Kate also joined Corona Insights in 2012, and she has played a key role on many Corona projects in the areas of research, strategy, and evaluation. Some of her key contributions have come in the role of advancing our work in survey research and market segmentation, with particularly strong roles in our health, arts, higher education, and philanthropy practices.

Greg joined the firm in 2015, and has been a great “swing player”, bringing his versatile skills to bear in our strategy practice, quantitative research, and qualitative research realms.

We’re always pleased to offer promotions, because they affirm many positive things. First and foremost, they mean that our team members have proven themselves at meeting our clients’ needs, and that they are providing the high quality of insights and counsel that our clients expect. Second, it means that they are continuing to make great progress in their careers, continuing to build and display their skills and assume more responsibilities. And finally, it’s an affirmation of our company and our culture that we are successfully hiring the right people, and that those people choose to stay with Corona Insights as they crystallize their personal brands and professional reputations.

So please join us in congratulating Matt, Kate, and Greg on their accomplishments, and we hope that you will see plenty more of them in coming years!


New Case Study: Summit County Health

We are excited to share a new case study about our work with Summit County, CO. This case study in particular is great for us to share as it showcases the research, and resulting use of the findings, to inform public information campaigns. Furthermore, the topic of the research, marijuana use and safety, is a relatively new area for public health research as legalization in various forms expands.

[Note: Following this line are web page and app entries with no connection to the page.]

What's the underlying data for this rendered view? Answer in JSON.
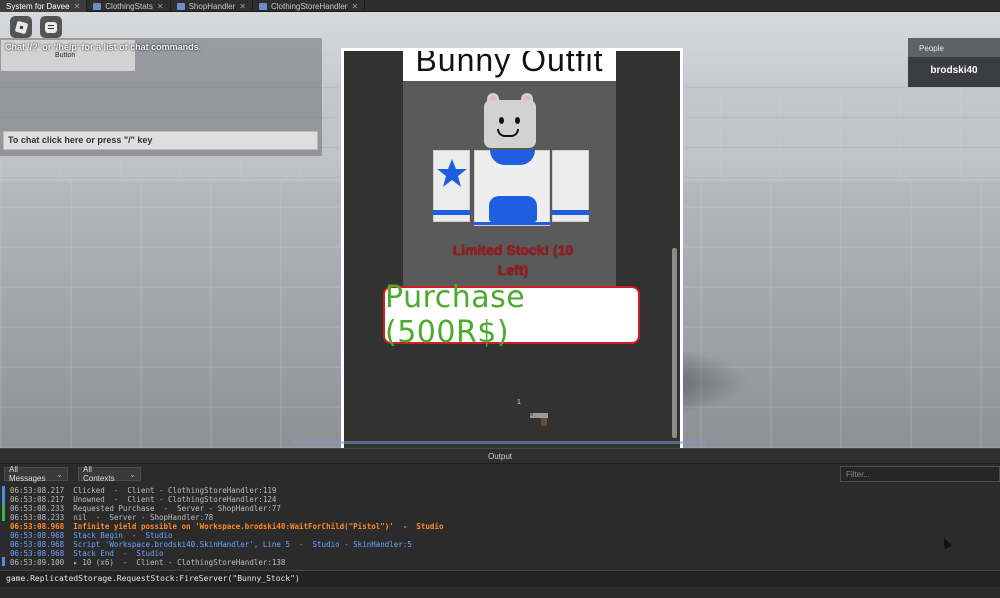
{
  "tabs": [
    {
      "label": "System for Davee",
      "active": true
    },
    {
      "label": "ClothingStats",
      "active": false
    },
    {
      "label": "ShopHandler",
      "active": false
    },
    {
      "label": "ClothingStoreHandler",
      "active": false
    }
  ],
  "chat": {
    "system_message": "Chat '/?' or '/help' for a list of chat commands.",
    "button_label": "Button",
    "input_placeholder": "To chat click here or press \"/\" key"
  },
  "people": {
    "title": "People",
    "players": [
      "brodski40"
    ]
  },
  "shop": {
    "title": "Bunny Outfit",
    "stock_text": "Limited Stock! (10 Left)",
    "purchase_label": "Purchase (500R$)",
    "hotbar_slot": "1"
  },
  "output": {
    "title": "Output",
    "filter_messages": "All Messages",
    "filter_contexts": "All Contexts",
    "filter_placeholder": "Filter...",
    "lines": [
      {
        "text": "06:53:08.217  Clicked  -  Client - ClothingStoreHandler:119",
        "kind": "normal"
      },
      {
        "text": "06:53:08.217  Unowned  -  Client - ClothingStoreHandler:124",
        "kind": "normal"
      },
      {
        "text": "06:53:08.233  Requested Purchase  -  Server - ShopHandler:77",
        "kind": "normal"
      },
      {
        "text": "06:53:08.233  nil  -  Server - ShopHandler:78",
        "kind": "normal"
      },
      {
        "text": "06:53:08.968  Infinite yield possible on 'Workspace.brodski40:WaitForChild(\"Pistol\")'  -  Studio",
        "kind": "warn"
      },
      {
        "text": "06:53:08.968  Stack Begin  -  Studio",
        "kind": "info"
      },
      {
        "text": "06:53:08.968  Script 'Workspace.brodski40.SkinHandler', Line 5  -  Studio - SkinHandler:5",
        "kind": "info"
      },
      {
        "text": "06:53:08.968  Stack End  -  Studio",
        "kind": "info"
      },
      {
        "text": "06:53:09.100  ▸ 10 (x6)  -  Client - ClothingStoreHandler:138",
        "kind": "normal"
      }
    ],
    "command": "game.ReplicatedStorage.RequestStock:FireServer(\"Bunny_Stock\")"
  },
  "colors": {
    "purchase_text": "#4aab2c",
    "purchase_border": "#cf1e23",
    "stock_text": "#a5161b",
    "warning": "#ff8a2a",
    "info": "#6ea3ff",
    "outfit_blue": "#1e5ee0"
  },
  "icons": [
    "roblox-menu-icon",
    "chat-icon",
    "script-tab-icon",
    "close-icon",
    "star-icon",
    "pistol-icon",
    "chevron-down-icon",
    "mouse-cursor-icon"
  ]
}
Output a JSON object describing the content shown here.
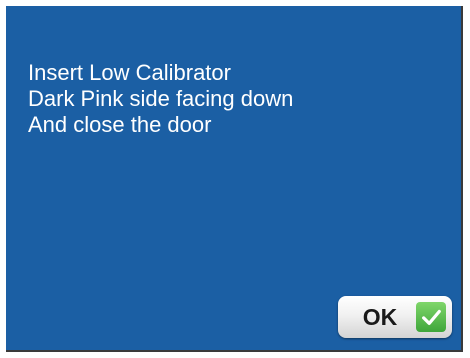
{
  "dialog": {
    "message_lines": [
      "Insert Low Calibrator",
      "Dark Pink side facing down",
      "And close the door"
    ],
    "ok_label": "OK",
    "icons": {
      "confirm": "checkmark-icon"
    },
    "colors": {
      "background": "#1b5fa4",
      "text": "#ffffff",
      "check": "#3ea63a"
    }
  }
}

Corona is proud to be a leader in this space, and more importantly, to be informing so many public campaigns.

You can view the case study here.

This research was also recently presented at the APHA Annual Conference in Atlanta, GA.